• _Aim of the exercise_
Could you give the data that follows again exactly, without its pictures?

• _Records provided_
"""

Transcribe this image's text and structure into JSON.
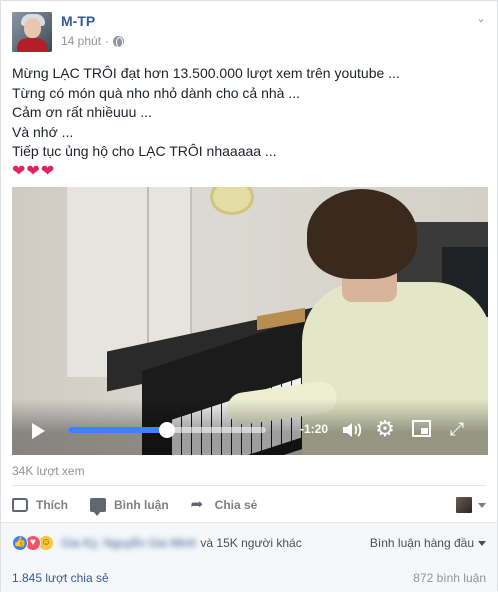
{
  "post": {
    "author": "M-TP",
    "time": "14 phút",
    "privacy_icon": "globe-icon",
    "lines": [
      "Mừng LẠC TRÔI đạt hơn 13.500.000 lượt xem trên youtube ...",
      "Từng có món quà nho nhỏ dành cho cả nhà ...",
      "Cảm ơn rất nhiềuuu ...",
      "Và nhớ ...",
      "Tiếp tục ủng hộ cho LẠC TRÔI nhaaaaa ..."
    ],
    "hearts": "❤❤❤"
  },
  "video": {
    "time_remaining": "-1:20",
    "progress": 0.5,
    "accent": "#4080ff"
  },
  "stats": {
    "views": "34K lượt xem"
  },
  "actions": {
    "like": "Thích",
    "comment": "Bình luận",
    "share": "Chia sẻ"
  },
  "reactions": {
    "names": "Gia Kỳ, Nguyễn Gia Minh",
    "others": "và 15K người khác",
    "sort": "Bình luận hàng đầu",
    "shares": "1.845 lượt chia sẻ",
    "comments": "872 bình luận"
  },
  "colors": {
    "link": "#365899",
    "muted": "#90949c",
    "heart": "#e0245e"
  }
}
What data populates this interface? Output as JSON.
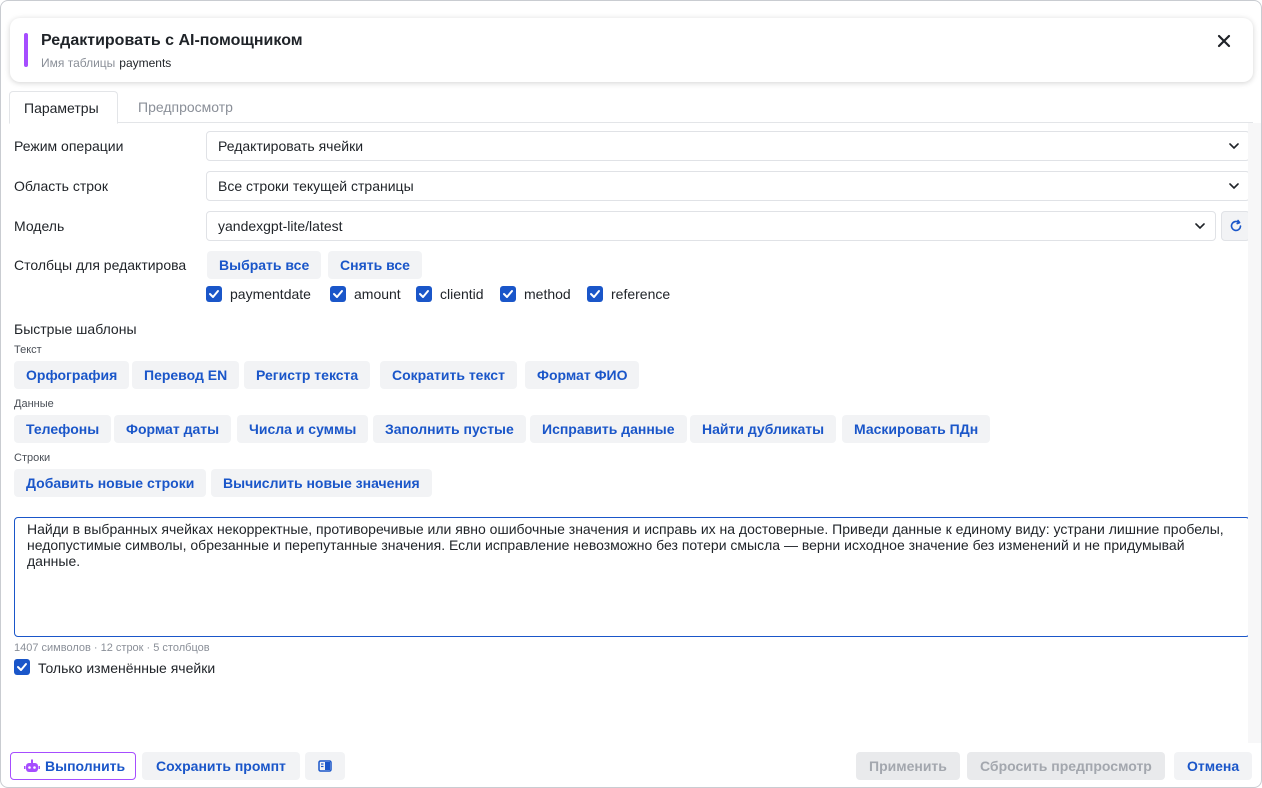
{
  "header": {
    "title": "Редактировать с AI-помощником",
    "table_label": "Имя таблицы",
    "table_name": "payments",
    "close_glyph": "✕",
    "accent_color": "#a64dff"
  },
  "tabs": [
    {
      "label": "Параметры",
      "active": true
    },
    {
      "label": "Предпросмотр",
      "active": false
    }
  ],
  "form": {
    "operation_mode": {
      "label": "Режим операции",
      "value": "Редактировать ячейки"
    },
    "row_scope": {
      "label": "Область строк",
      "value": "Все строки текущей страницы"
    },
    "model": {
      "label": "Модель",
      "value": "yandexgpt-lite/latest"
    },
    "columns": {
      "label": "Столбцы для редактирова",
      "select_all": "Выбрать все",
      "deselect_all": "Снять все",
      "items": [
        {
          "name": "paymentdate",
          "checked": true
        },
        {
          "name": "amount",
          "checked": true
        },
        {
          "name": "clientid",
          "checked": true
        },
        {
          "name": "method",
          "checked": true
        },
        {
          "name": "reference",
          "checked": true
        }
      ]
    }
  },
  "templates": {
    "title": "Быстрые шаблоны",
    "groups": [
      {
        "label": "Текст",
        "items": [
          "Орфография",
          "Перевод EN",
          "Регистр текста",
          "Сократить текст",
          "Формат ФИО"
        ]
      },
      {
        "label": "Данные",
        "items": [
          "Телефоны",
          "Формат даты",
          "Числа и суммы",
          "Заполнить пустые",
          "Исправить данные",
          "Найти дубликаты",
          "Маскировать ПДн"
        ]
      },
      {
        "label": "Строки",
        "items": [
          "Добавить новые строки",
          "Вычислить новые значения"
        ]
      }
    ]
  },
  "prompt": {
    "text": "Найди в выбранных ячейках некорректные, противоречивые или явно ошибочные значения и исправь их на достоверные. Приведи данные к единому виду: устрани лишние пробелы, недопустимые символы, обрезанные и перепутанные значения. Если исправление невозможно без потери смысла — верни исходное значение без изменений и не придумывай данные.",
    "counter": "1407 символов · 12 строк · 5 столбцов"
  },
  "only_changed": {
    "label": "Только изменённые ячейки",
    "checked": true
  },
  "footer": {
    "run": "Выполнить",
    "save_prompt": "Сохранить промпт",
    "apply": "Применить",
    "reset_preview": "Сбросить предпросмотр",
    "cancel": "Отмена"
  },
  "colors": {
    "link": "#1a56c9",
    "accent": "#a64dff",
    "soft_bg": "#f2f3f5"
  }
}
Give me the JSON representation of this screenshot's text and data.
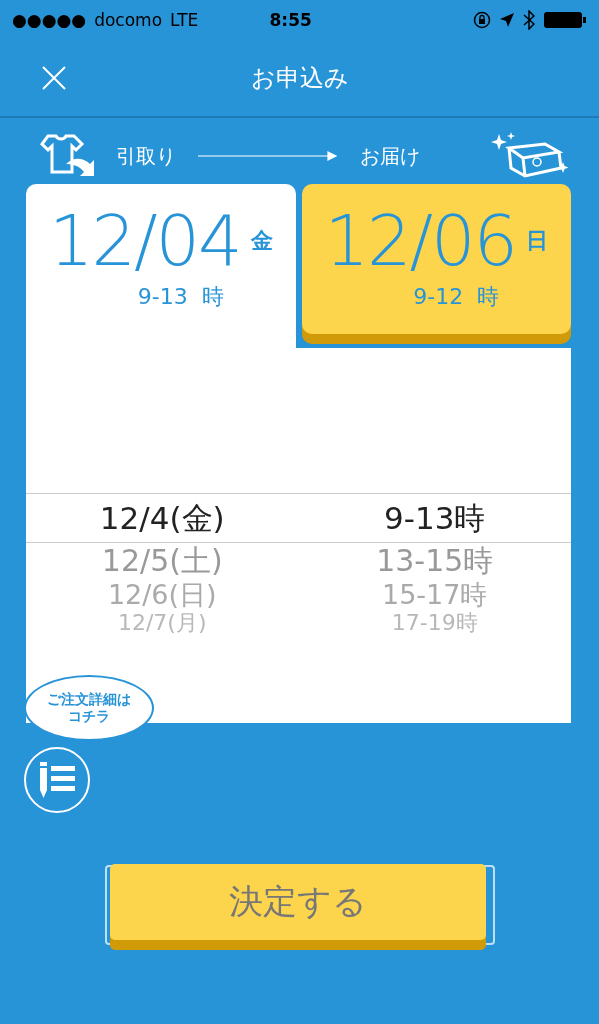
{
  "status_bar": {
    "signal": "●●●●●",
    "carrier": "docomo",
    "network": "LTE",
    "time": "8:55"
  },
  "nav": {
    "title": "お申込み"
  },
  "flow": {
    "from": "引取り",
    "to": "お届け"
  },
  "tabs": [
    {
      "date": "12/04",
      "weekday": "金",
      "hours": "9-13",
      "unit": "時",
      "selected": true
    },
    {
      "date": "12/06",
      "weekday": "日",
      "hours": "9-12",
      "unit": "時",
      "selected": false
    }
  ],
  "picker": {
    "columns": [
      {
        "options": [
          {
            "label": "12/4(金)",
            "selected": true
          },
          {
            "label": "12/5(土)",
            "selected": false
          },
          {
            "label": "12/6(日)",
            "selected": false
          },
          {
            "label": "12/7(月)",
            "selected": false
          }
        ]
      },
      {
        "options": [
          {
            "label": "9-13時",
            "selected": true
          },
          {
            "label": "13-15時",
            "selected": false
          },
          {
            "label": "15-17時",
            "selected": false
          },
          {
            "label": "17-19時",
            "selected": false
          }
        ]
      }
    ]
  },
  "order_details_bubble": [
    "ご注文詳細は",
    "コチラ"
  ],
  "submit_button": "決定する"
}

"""

• _Problem solution_
Transcribe this image's text and structure into JSON.
{
  "post": {
    "author": "M-TP",
    "time": "14 phút",
    "privacy_icon": "globe-icon",
    "lines": [
      "Mừng LẠC TRÔI đạt hơn 13.500.000 lượt xem trên youtube ...",
      "Từng có món quà nho nhỏ dành cho cả nhà ...",
      "Cảm ơn rất nhiềuuu ...",
      "Và nhớ ...",
      "Tiếp tục ủng hộ cho LẠC TRÔI nhaaaaa ..."
    ],
    "hearts": "❤❤❤"
  },
  "video": {
    "time_remaining": "-1:20",
    "progress": 0.5,
    "accent": "#4080ff"
  },
  "stats": {
    "views": "34K lượt xem"
  },
  "actions": {
    "like": "Thích",
    "comment": "Bình luận",
    "share": "Chia sẻ"
  },
  "reactions": {
    "names": "Gia Kỳ, Nguyễn Gia Minh",
    "others": "và 15K người khác",
    "sort": "Bình luận hàng đầu",
    "shares": "1.845 lượt chia sẻ",
    "comments": "872 bình luận"
  },
  "colors": {
    "link": "#365899",
    "muted": "#90949c",
    "heart": "#e0245e"
  }
}
What data populates this interface? Output as JSON.
{
  "header": {
    "title": "Редактировать с AI-помощником",
    "table_label": "Имя таблицы",
    "table_name": "payments",
    "close_glyph": "✕",
    "accent_color": "#a64dff"
  },
  "tabs": [
    {
      "label": "Параметры",
      "active": true
    },
    {
      "label": "Предпросмотр",
      "active": false
    }
  ],
  "form": {
    "operation_mode": {
      "label": "Режим операции",
      "value": "Редактировать ячейки"
    },
    "row_scope": {
      "label": "Область строк",
      "value": "Все строки текущей страницы"
    },
    "model": {
      "label": "Модель",
      "value": "yandexgpt-lite/latest"
    },
    "columns": {
      "label": "Столбцы для редактирова",
      "select_all": "Выбрать все",
      "deselect_all": "Снять все",
      "items": [
        {
          "name": "paymentdate",
          "checked": true
        },
        {
          "name": "amount",
          "checked": true
        },
        {
          "name": "clientid",
          "checked": true
        },
        {
          "name": "method",
          "checked": true
        },
        {
          "name": "reference",
          "checked": true
        }
      ]
    }
  },
  "templates": {
    "title": "Быстрые шаблоны",
    "groups": [
      {
        "label": "Текст",
        "items": [
          "Орфография",
          "Перевод EN",
          "Регистр текста",
          "Сократить текст",
          "Формат ФИО"
        ]
      },
      {
        "label": "Данные",
        "items": [
          "Телефоны",
          "Формат даты",
          "Числа и суммы",
          "Заполнить пустые",
          "Исправить данные",
          "Найти дубликаты",
          "Маскировать ПДн"
        ]
      },
      {
        "label": "Строки",
        "items": [
          "Добавить новые строки",
          "Вычислить новые значения"
        ]
      }
    ]
  },
  "prompt": {
    "text": "Найди в выбранных ячейках некорректные, противоречивые или явно ошибочные значения и исправь их на достоверные. Приведи данные к единому виду: устрани лишние пробелы, недопустимые символы, обрезанные и перепутанные значения. Если исправление невозможно без потери смысла — верни исходное значение без изменений и не придумывай данные.",
    "counter": "1407 символов · 12 строк · 5 столбцов"
  },
  "only_changed": {
    "label": "Только изменённые ячейки",
    "checked": true
  },
  "footer": {
    "run": "Выполнить",
    "save_prompt": "Сохранить промпт",
    "apply": "Применить",
    "reset_preview": "Сбросить предпросмотр",
    "cancel": "Отмена"
  },
  "colors": {
    "link": "#1a56c9",
    "accent": "#a64dff",
    "soft_bg": "#f2f3f5"
  }
}
Give me the JSON representation of this screenshot's text and data.
{
  "status_bar": {
    "signal": "●●●●●",
    "carrier": "docomo",
    "network": "LTE",
    "time": "8:55"
  },
  "nav": {
    "title": "お申込み"
  },
  "flow": {
    "from": "引取り",
    "to": "お届け"
  },
  "tabs": [
    {
      "date": "12/04",
      "weekday": "金",
      "hours": "9-13",
      "unit": "時",
      "selected": true
    },
    {
      "date": "12/06",
      "weekday": "日",
      "hours": "9-12",
      "unit": "時",
      "selected": false
    }
  ],
  "picker": {
    "columns": [
      {
        "options": [
          {
            "label": "12/4(金)",
            "selected": true
          },
          {
            "label": "12/5(土)",
            "selected": false
          },
          {
            "label": "12/6(日)",
            "selected": false
          },
          {
            "label": "12/7(月)",
            "selected": false
          }
        ]
      },
      {
        "options": [
          {
            "label": "9-13時",
            "selected": true
          },
          {
            "label": "13-15時",
            "selected": false
          },
          {
            "label": "15-17時",
            "selected": false
          },
          {
            "label": "17-19時",
            "selected": false
          }
        ]
      }
    ]
  },
  "order_details_bubble": [
    "ご注文詳細は",
    "コチラ"
  ],
  "submit_button": "決定する"
}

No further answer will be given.